Le retour de Londres: Grand Rondeau brillant, Op.127
Year of Publication:
pfte; fl 2ob 2cl 2fag 2cor 2vn va vc b
Score: Perfect/ Parts: Unbound
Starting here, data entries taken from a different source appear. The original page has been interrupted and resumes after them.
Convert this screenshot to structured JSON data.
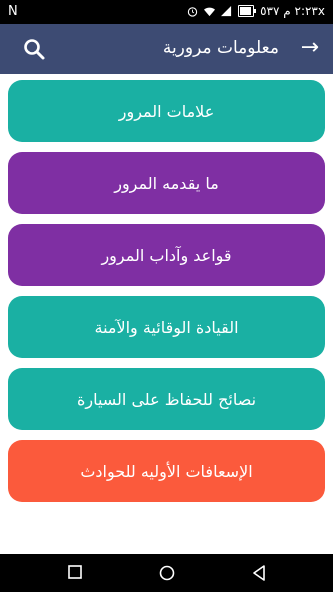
{
  "status_bar": {
    "left_letter": "N",
    "time": "٢:٢٣ م ٥٣٧x"
  },
  "app_bar": {
    "title": "معلومات مرورية",
    "back_icon": "arrow-right-icon",
    "search_icon": "search-icon"
  },
  "menu": {
    "items": [
      {
        "label": "علامات المرور",
        "color": "#1ab0a3"
      },
      {
        "label": "ما يقدمه المرور",
        "color": "#7f2fa3"
      },
      {
        "label": "قواعد وآداب المرور",
        "color": "#7f2fa3"
      },
      {
        "label": "القيادة الوقائية والآمنة",
        "color": "#1ab0a3"
      },
      {
        "label": "نصائح للحفاظ على السيارة",
        "color": "#1ab0a3"
      },
      {
        "label": "الإسعافات الأوليه للحوادث",
        "color": "#fb5a3c"
      }
    ]
  },
  "nav_bar": {
    "icons": [
      "recents-square-icon",
      "home-circle-icon",
      "back-triangle-icon"
    ]
  },
  "colors": {
    "app_bar": "#3d4b73",
    "teal": "#1ab0a3",
    "purple": "#7f2fa3",
    "orange": "#fb5a3c"
  }
}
Unlike Beethoven, whose deafness drove him from the concert platform relatively early in his career, Johann Nepomuk Hummel remained one of Europe's most celebrated virtuosi until the early 1830s. His longevity as a performer owed as much to his vigour and resourcefulness as a composer as it did to his formidable technique as a pianist. As his annual leave had been cancelled in 1829 Hummel took six months off in 1830 for an extended trip to Paris and London. Although he was at the height of his career it appears as though his star was beginning to wane. In London, however, he triumphed in his first visit there for forty years and on the strength of his success made two further visits. The first of these, in 1831, was virtually ruined by competition from Paganini and in 1833 he functioned largely as director of the German opera season although he did present at least two new works, Le retour de Londres.Grand Rondeau brillant in F, Op.127 and his last piano concerto. The audience showed its approval of the more spectacular passages "with hands, feet and canes as if the lightly built auditorium were celebrating its own destruction". As is customary for Hummel, the Le retour de Londres opens with an extended slow introduction remarkable for both its beauty and expressiveness. The Rondeau that follows reveals Hummel's great mastery of the form. The theme is quirky and full of musical invention; the episodic material, at turns simple and expressive or brilliantly virtuosic. In this medium Hummel was peerless and this late work shows that he had lost none of his old fire.